After prototyping the first design, I went about getting feedback from anyone I could. Enough people told me that the size of the product would require a high manufacturing and shipping cost that I listened. My conclusion:
I modeled the second version after a table lamp. The biggest hurdle was that the filter changing mechanism needed to be overhauled to fit a smaller form factor. I thought that this smaller form factor would limit my design, but instead this constraint made me approach the problem more creatively.
While the design of the smaller mushroom definitely resembles the larger mushroom, it took on its own look. With less space for the inner mechanics, I was careful to prevent this constraint from becoming a pain point for the user. I again focused on the user experience of changing the filters. I landed on the pop-and-release mechanism because it conserved space and added a bit of play to the task.
I designed the scent-containing "spores" to give users a choice for the smell of their room. The spores insert into the top and reveal by color indication which scent is in use without having to open up the inner housing or look on the app. Another way for users to customize their experience.
Overall, I was happy with the smaller form factor because it allowed the mushroom to be placed in more areas of the home and, from a production point of view, could be more feasibly manufactured and shipped.
Again, taking inspiration from a mushroom, I designed the filter to look like a mushroom's gills and the spores to look like miniature mushrooms, a nod to mycology.
I intentionally made the plastic for the filter and the spores transparent for multiple reasons.
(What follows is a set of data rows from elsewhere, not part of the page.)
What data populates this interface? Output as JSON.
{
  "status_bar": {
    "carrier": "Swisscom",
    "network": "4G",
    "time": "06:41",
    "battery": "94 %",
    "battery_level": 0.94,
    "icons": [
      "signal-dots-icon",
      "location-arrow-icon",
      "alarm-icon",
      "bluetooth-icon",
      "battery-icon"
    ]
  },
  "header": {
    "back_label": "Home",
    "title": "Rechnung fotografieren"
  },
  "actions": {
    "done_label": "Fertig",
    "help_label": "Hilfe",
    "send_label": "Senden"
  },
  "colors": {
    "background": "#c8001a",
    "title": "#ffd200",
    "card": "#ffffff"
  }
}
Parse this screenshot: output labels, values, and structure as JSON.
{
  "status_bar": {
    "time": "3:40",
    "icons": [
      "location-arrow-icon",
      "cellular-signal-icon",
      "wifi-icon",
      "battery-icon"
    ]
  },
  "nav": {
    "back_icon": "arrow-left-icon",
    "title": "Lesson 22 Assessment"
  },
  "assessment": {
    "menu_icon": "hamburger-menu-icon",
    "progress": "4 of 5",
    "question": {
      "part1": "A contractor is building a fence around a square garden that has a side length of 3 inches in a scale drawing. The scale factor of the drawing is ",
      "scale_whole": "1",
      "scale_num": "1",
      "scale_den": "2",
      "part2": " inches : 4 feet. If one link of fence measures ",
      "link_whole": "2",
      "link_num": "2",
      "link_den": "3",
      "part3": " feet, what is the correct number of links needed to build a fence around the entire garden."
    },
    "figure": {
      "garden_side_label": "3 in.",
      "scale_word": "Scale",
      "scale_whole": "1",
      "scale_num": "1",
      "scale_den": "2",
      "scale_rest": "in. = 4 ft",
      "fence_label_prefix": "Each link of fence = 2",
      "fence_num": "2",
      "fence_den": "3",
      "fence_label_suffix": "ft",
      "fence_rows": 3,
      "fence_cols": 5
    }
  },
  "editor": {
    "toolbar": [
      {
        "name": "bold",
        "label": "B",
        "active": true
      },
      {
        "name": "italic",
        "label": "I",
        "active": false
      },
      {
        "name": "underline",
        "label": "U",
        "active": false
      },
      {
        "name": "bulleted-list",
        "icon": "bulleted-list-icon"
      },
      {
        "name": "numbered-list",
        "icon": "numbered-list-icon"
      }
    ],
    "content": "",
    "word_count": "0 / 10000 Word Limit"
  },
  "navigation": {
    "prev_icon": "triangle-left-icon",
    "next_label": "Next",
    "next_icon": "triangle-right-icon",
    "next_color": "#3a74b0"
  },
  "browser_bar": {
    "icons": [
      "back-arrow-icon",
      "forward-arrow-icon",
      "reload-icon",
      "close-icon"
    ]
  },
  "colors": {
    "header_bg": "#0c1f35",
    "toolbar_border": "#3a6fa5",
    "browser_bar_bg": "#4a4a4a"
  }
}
First, to signify the company's mission to be transparent with customers. Second, to let customers really see what was being filtered out of their air and put back into it. I imagined the experience of pulling out an old dirty filter to be shocking and to further demonstrate the need for this product. On the flip side, the transparent materials connote that the air coming out of the mushroom is clean and helps to keep our bodies clean too.
Better Air Quality Sensors
I wanted to enable users to better understand the air around them by giving them a digital nose in the form of the best air quality sensor technology.
The mushroom's lightshade would be designed to match the sun throughout the day to boost mood and productivity and mimic outdoor conditions.
I planned for all of the packaging to be biodegradable and home compostable to reduce environmental impact.
Action is everything
Through mushroom, I learned that its best to keep moving and adapt as I go, rather than getting stuck trying to anticipate every little thing. There's never a perfect moment or a perfect way forward. The only way over is through.
Don’t do it alone
In hindsight, taking on a hardware and software combination project myself was overly ambitious. I learned the importance of surrounding myself with different perspectives and skillsets to create a synergistic team.
Just as in nature, startups are required to constantly adapt. When I received feedback that the mushroom should be smaller, I was initially disappointed. I quickly found, though, that this necessary change pushed me to create a more desirable and feasible product. I needed to get comfortable working with ambiguity .
I would create a scent marketplace that would license out the consumables to be filled with scents from value add, name brands.
I would make another design of an even smaller form factor, one that's portable with a cheaper price point to lower a customer's barrier to entry into the ecosystem.
I would create an augmented reality component around the product. For example, you could see the air quality readout when you look at the mushroom through your AR headset.